The Chester Police Department has lost three officers to the sheriff’s department since May, prompting concerns about turnover and police protection in the city.

In May, when Chester Police Lt. Dante DiJirolanio and Patrolman Garrett Barnhart left for the sheriff’s department, council took emergency action and hired former Hancock County Chief Deputy Todd Murray as assistant chief and Brandon Whittaker as a probationary officer.

Chester’s current force consists of Thorn, Murray and Whittaker, who is scheduled to leave for the West Virginia State Police Academy in September. Whittaker will be gone for 16 weeks.

Veteran Officer Pete Bowen has been on sick leave for a broken hand since May and is expected to return sometime later in August, Thorn said. After getting his cast off, Bowen required five weeks of physical therapy, Thorn said.

Probationary Patrolman Brent Bergman is expected to graduate from the police academy on Aug. 15 and return to the department on Aug. 17, Thorn said. Bergman was hired in November 2013 to fill the vacancy left by the firing of Officer Eric Maruca.

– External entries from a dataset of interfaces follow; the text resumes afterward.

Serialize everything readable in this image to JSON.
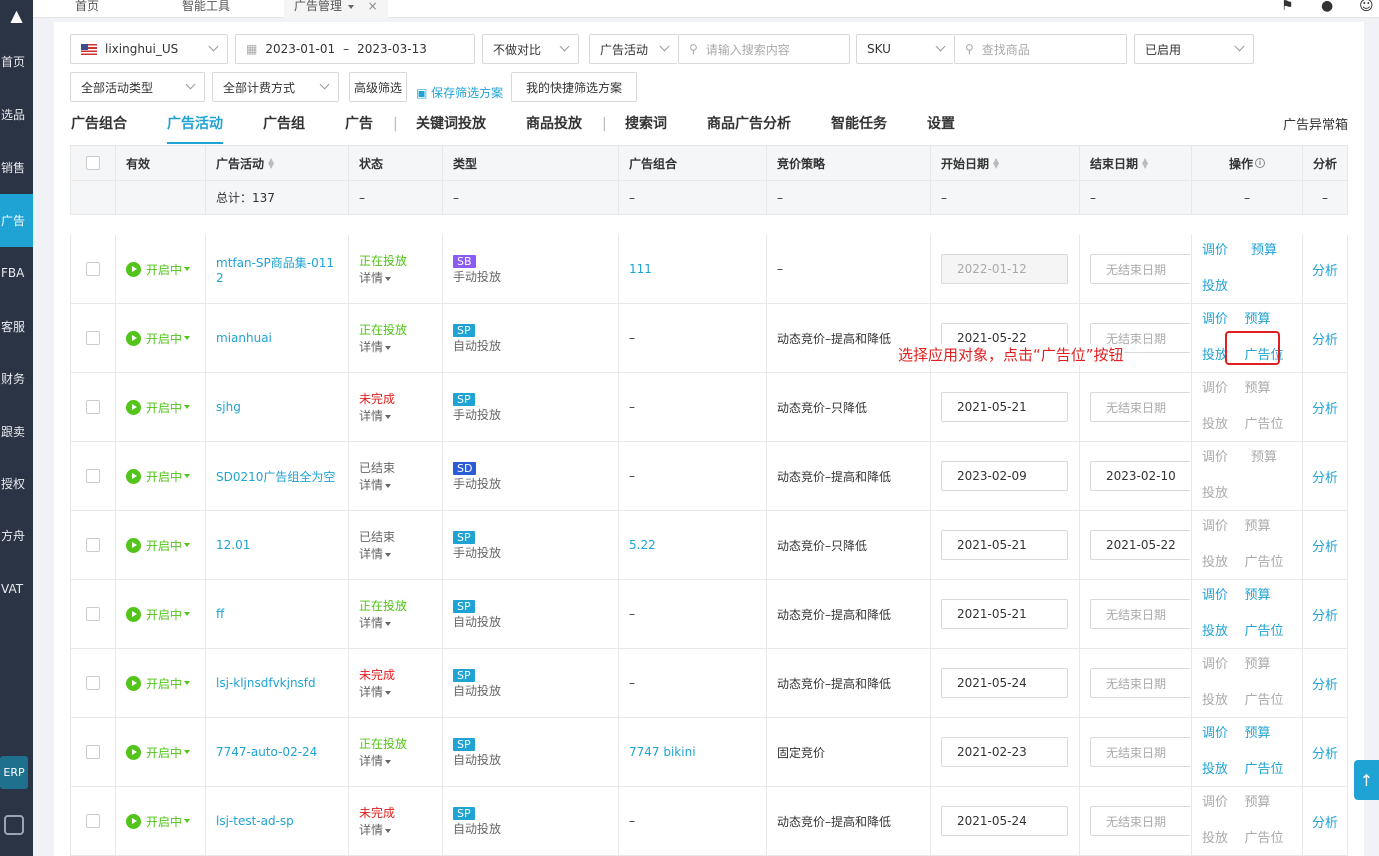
{
  "sidebar": {
    "items": [
      "首页",
      "选品",
      "销售",
      "广告",
      "FBA",
      "客服",
      "财务",
      "跟卖",
      "授权",
      "方舟",
      "VAT"
    ],
    "active": "广告",
    "erp": "ERP"
  },
  "topbar": {
    "tabs": [
      "首页",
      "智能工具",
      "广告管理"
    ],
    "close": "×"
  },
  "filters": {
    "account": "lixinghui_US",
    "date_start": "2023-01-01",
    "date_sep": "–",
    "date_end": "2023-03-13",
    "compare": "不做对比",
    "search_scope": "广告活动",
    "search_placeholder": "请输入搜索内容",
    "sku": "SKU",
    "product_placeholder": "查找商品",
    "enabled": "已启用",
    "activity_type": "全部活动类型",
    "billing": "全部计费方式",
    "advanced": "高级筛选",
    "save_plan": "保存筛选方案",
    "my_plans": "我的快捷筛选方案"
  },
  "nav": {
    "tabs": [
      "广告组合",
      "广告活动",
      "广告组",
      "广告",
      "关键词投放",
      "商品投放",
      "搜索词",
      "商品广告分析",
      "智能任务",
      "设置"
    ],
    "active": "广告活动",
    "abnormal": "广告异常箱"
  },
  "table": {
    "headers": [
      "有效",
      "广告活动",
      "状态",
      "类型",
      "广告组合",
      "竞价策略",
      "开始日期",
      "结束日期",
      "操作",
      "分析"
    ],
    "summary": {
      "total": "总计：137",
      "dash": "–"
    },
    "rows": [
      {
        "valid": "开启中",
        "name": "mtfan-SP商品集-011",
        "name2": "2",
        "status": "正在投放",
        "status_color": "green",
        "detail": "详情",
        "badge": "SB",
        "ttype": "手动投放",
        "portfolio": "111",
        "bid": "–",
        "start": "2022-01-12",
        "start_disabled": true,
        "end": "无结束日期",
        "end_ph": true,
        "ops": [
          "调价",
          "预算",
          "投放",
          ""
        ],
        "ops_on": true,
        "analyze": "分析"
      },
      {
        "valid": "开启中",
        "name": "mianhuai",
        "name2": "",
        "status": "正在投放",
        "status_color": "green",
        "detail": "详情",
        "badge": "SP",
        "ttype": "自动投放",
        "portfolio": "–",
        "bid": "动态竞价–提高和降低",
        "start": "2021-05-22",
        "start_disabled": false,
        "end": "无结束日期",
        "end_ph": true,
        "ops": [
          "调价",
          "预算",
          "投放",
          "广告位"
        ],
        "ops_on": true,
        "analyze": "分析"
      },
      {
        "valid": "开启中",
        "name": "sjhg",
        "name2": "",
        "status": "未完成",
        "status_color": "red",
        "detail": "详情",
        "badge": "SP",
        "ttype": "手动投放",
        "portfolio": "–",
        "bid": "动态竞价–只降低",
        "start": "2021-05-21",
        "start_disabled": false,
        "end": "无结束日期",
        "end_ph": true,
        "ops": [
          "调价",
          "预算",
          "投放",
          "广告位"
        ],
        "ops_on": false,
        "analyze": "分析"
      },
      {
        "valid": "开启中",
        "name": "SD0210广告组全为空",
        "name2": "",
        "status": "已结束",
        "status_color": "gray",
        "detail": "详情",
        "badge": "SD",
        "ttype": "手动投放",
        "portfolio": "–",
        "bid": "动态竞价–提高和降低",
        "start": "2023-02-09",
        "start_disabled": false,
        "end": "2023-02-10",
        "end_ph": false,
        "ops": [
          "调价",
          "预算",
          "投放",
          ""
        ],
        "ops_on": false,
        "analyze": "分析"
      },
      {
        "valid": "开启中",
        "name": "12.01",
        "name2": "",
        "status": "已结束",
        "status_color": "gray",
        "detail": "详情",
        "badge": "SP",
        "ttype": "手动投放",
        "portfolio": "5.22",
        "bid": "动态竞价–只降低",
        "start": "2021-05-21",
        "start_disabled": false,
        "end": "2021-05-22",
        "end_ph": false,
        "ops": [
          "调价",
          "预算",
          "投放",
          "广告位"
        ],
        "ops_on": false,
        "analyze": "分析"
      },
      {
        "valid": "开启中",
        "name": "ff",
        "name2": "",
        "status": "正在投放",
        "status_color": "green",
        "detail": "详情",
        "badge": "SP",
        "ttype": "自动投放",
        "portfolio": "–",
        "bid": "动态竞价–提高和降低",
        "start": "2021-05-21",
        "start_disabled": false,
        "end": "无结束日期",
        "end_ph": true,
        "ops": [
          "调价",
          "预算",
          "投放",
          "广告位"
        ],
        "ops_on": true,
        "analyze": "分析"
      },
      {
        "valid": "开启中",
        "name": "lsj-kljnsdfvkjnsfd",
        "name2": "",
        "status": "未完成",
        "status_color": "red",
        "detail": "详情",
        "badge": "SP",
        "ttype": "自动投放",
        "portfolio": "–",
        "bid": "动态竞价–提高和降低",
        "start": "2021-05-24",
        "start_disabled": false,
        "end": "无结束日期",
        "end_ph": true,
        "ops": [
          "调价",
          "预算",
          "投放",
          "广告位"
        ],
        "ops_on": false,
        "analyze": "分析"
      },
      {
        "valid": "开启中",
        "name": "7747-auto-02-24",
        "name2": "",
        "status": "正在投放",
        "status_color": "green",
        "detail": "详情",
        "badge": "SP",
        "ttype": "自动投放",
        "portfolio": "7747 bikini",
        "bid": "固定竞价",
        "start": "2021-02-23",
        "start_disabled": false,
        "end": "无结束日期",
        "end_ph": true,
        "ops": [
          "调价",
          "预算",
          "投放",
          "广告位"
        ],
        "ops_on": true,
        "analyze": "分析"
      },
      {
        "valid": "开启中",
        "name": "lsj-test-ad-sp",
        "name2": "",
        "status": "未完成",
        "status_color": "red",
        "detail": "详情",
        "badge": "SP",
        "ttype": "自动投放",
        "portfolio": "–",
        "bid": "动态竞价–提高和降低",
        "start": "2021-05-24",
        "start_disabled": false,
        "end": "无结束日期",
        "end_ph": true,
        "ops": [
          "调价",
          "预算",
          "投放",
          "广告位"
        ],
        "ops_on": false,
        "analyze": "分析"
      }
    ]
  },
  "annotation": "选择应用对象，点击“广告位”按钮",
  "colors": {
    "accent": "#1fa3d4",
    "green": "#52c41a",
    "red": "#e02020",
    "sidebar": "#2b3444"
  }
}
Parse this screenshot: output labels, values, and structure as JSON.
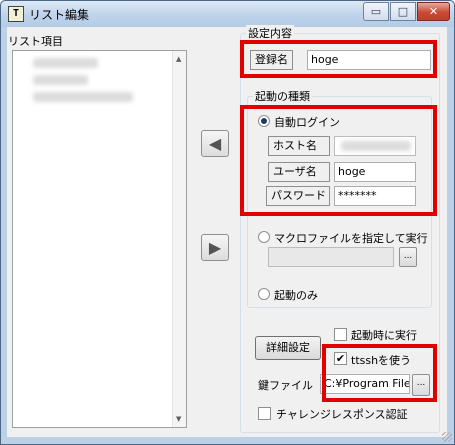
{
  "window": {
    "title": "リスト編集",
    "icon_label": "T",
    "controls": {
      "minimize": "▭",
      "maximize": "□",
      "close": "✕"
    }
  },
  "list": {
    "label": "リスト項目",
    "items_redacted": true
  },
  "arrows": {
    "left": "◀",
    "right": "▶"
  },
  "settings": {
    "legend": "設定内容",
    "register_name_label": "登録名",
    "register_name_value": "hoge"
  },
  "startup": {
    "legend": "起動の種類",
    "auto_login": {
      "label": "自動ログイン",
      "selected": true,
      "host_label": "ホスト名",
      "host_value": "",
      "user_label": "ユーザ名",
      "user_value": "hoge",
      "password_label": "パスワード",
      "password_value": "*******"
    },
    "macro": {
      "label": "マクロファイルを指定して実行",
      "selected": false,
      "browse_label": "..."
    },
    "launch_only": {
      "label": "起動のみ",
      "selected": false
    }
  },
  "bottom": {
    "detail_button": "詳細設定",
    "run_on_start": {
      "label": "起動時に実行",
      "checked": false
    },
    "use_ttssh": {
      "label": "ttsshを使う",
      "checked": true,
      "mark": "✔"
    },
    "key_file_label": "鍵ファイル",
    "key_file_value": "C:¥Program File",
    "key_browse": "...",
    "challenge_response": {
      "label": "チャレンジレスポンス認証",
      "checked": false
    }
  },
  "colors": {
    "highlight": "#e00000",
    "window_frame": "#bcd0e6",
    "client_bg": "#f0f0f0"
  }
}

With Thorn, Murray, Bowen and Bergman doing patrols, and Whittaker at the academy, that will leave one vacancy – a situation that put council at odds with Forsythe on Monday.

Forsythe wanted to bring back former Officer Becky Haught, who left the department for personal reasons in October 2013. Council, meeting in special session, discussed the hiring in a 45-minute executive session.

Forsythe said hiring Haught, even if only on a temporary basis, would have saved the city $19,000 in training expenses. Haught’s appointment would have been for 90 days, with the potential for her to stay on longer, he said.

“We were brainstorming one day and trying to come up with some names,” he said. “She said she would be interested (in coming back).”

Councilman Ed Beaumont made a motion to hire Haught, but the motion died for lack of a second. Council then voted 4-1 to authorize Thorn to hire from the civil service list, which currently has five names on it.

Thorn said Forsythe’s recommendation, although appreciated, was not for an adequate length of time.

“He knew we were in a bad spot, and he wanted to help us out,” Thorn said.

Haught served on the department for nearly five years.

Also Monday, council gave a first reading to an ordinance that will codify the position of deputy chief.